Every so often, you encounter a book and feel some surprise that it hasn’t been written before. Around half of Australians are predicted to experience a mental health condition at some point in their lives. Although less common than anxiety and depression, complex and severe mental illnesses are experienced by 800,000 Australians. And while billions of state and federal funding has been funnelled into mental health, it isn’t clear how this money has improved lives across the board. It’s a vital issue, but as the title of Elfy Scott’s investigation into the mental health system claims, it’s The One Thing We’ve Never Spoken About.
Scott’s far-reaching investigation begins at home. Scott’s mother experienced the onset of schizophrenia shortly after migrating to Australia, in the years before Scott was born. Although the family knew of the diagnosis, it was treated as an ‘open secret’, referred to vaguely as ‘her voices’ or ‘her illness’. It was only more recently that Scott involved herself in her mother’s care, and became curious about the experience of psychosis and other symptoms of schizophrenia.

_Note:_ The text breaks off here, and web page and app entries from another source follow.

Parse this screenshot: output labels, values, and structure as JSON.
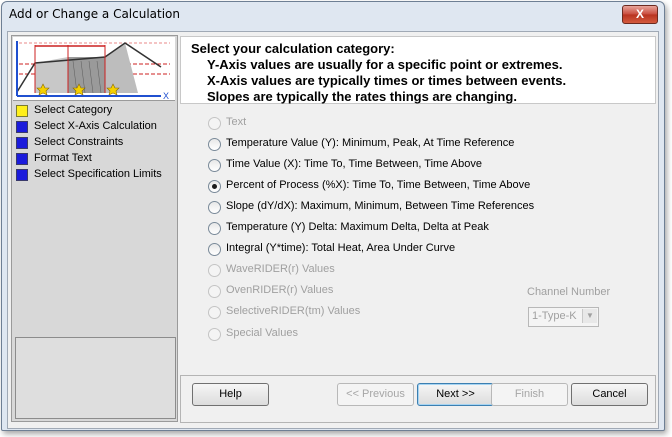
{
  "window": {
    "title": "Add or Change a Calculation",
    "close_label": "X"
  },
  "steps": [
    {
      "label": "Select Category",
      "active": true
    },
    {
      "label": "Select X-Axis Calculation",
      "active": false
    },
    {
      "label": "Select Constraints",
      "active": false
    },
    {
      "label": "Format Text",
      "active": false
    },
    {
      "label": "Select Specification Limits",
      "active": false
    }
  ],
  "thumbnail": {
    "axis_label": "X"
  },
  "header": {
    "title": "Select your calculation category:",
    "lines": [
      "Y-Axis values are usually for a specific point or extremes.",
      "X-Axis values are typically times or times between events.",
      "Slopes are typically the rates things are changing."
    ]
  },
  "options": [
    {
      "label": "Text",
      "checked": false,
      "enabled": false
    },
    {
      "label": "Temperature Value (Y):  Minimum, Peak, At Time Reference",
      "checked": false,
      "enabled": true
    },
    {
      "label": "Time Value (X):  Time To, Time Between, Time Above",
      "checked": false,
      "enabled": true
    },
    {
      "label": "Percent of Process (%X):  Time To, Time Between, Time Above",
      "checked": true,
      "enabled": true
    },
    {
      "label": "Slope (dY/dX):  Maximum, Minimum, Between Time References",
      "checked": false,
      "enabled": true
    },
    {
      "label": "Temperature (Y) Delta:  Maximum Delta, Delta at Peak",
      "checked": false,
      "enabled": true
    },
    {
      "label": "Integral (Y*time): Total Heat, Area Under Curve",
      "checked": false,
      "enabled": true
    },
    {
      "label": "WaveRIDER(r) Values",
      "checked": false,
      "enabled": false
    },
    {
      "label": "OvenRIDER(r) Values",
      "checked": false,
      "enabled": false
    },
    {
      "label": "SelectiveRIDER(tm) Values",
      "checked": false,
      "enabled": false
    },
    {
      "label": "Special  Values",
      "checked": false,
      "enabled": false
    }
  ],
  "channel": {
    "label": "Channel Number",
    "value": "1-Type-K"
  },
  "buttons": {
    "help": "Help",
    "previous": "<< Previous",
    "next": "Next >>",
    "finish": "Finish",
    "cancel": "Cancel"
  }
}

This family life is a microcosm of the way schizophrenia and other persistent, severe mental illnesses are treated broadly in Australia. It’s something most people have heard of, but few understand. Efforts to reduce the stigma around anxiety and depression haven’t penetrated to these more complex experiences. Scott’s and her mother’s lived experiences powerfully anchor broader discussions about mental health system dysfunction, finding social support, unhelpful stereotypes about psychosis, police violence towards those with mental illness and the criminalisation of symptoms, issues with housing and the stresses placed on carers.
Scott argues that stigma is at the heart of issues with the mental health system. The fact that people feel pressured into silence about their experiences, that those experiencing psychosis are incorrectly portrayed as dangerous, that the general public makes little effort to understand what psychosis is like, makes true reform challenging. There is not enough of a public groundswell to support this vulnerable population, or to believe in their recovery.
Scott draws on the stories of those with lived experience of severe and complex mental health conditions and their carers, which serve to run counter to stigmatising attitudes, making human interviewees vibrant in the midst of an ongoing dehumanising conversation about mental illness.
The book is by turns affirming and hopeful, and heartbreaking. It includes stories of those who have learned to cope with difficult experiences and those who have found pride in their identities, as well as those who have experienced homelessness, discrimination and early death. It is an intense read. But Scott’s vivid voice, which threads a friendly authority throughout the multiplicity of stories and research, makes this essential book remarkably approachable.
The One Thing We’ve Never Spoken About: Exposing Our Untold Mental Health Crisis by Elfy Scott
Publisher: Pantera Press
Release Date: 31 January 2023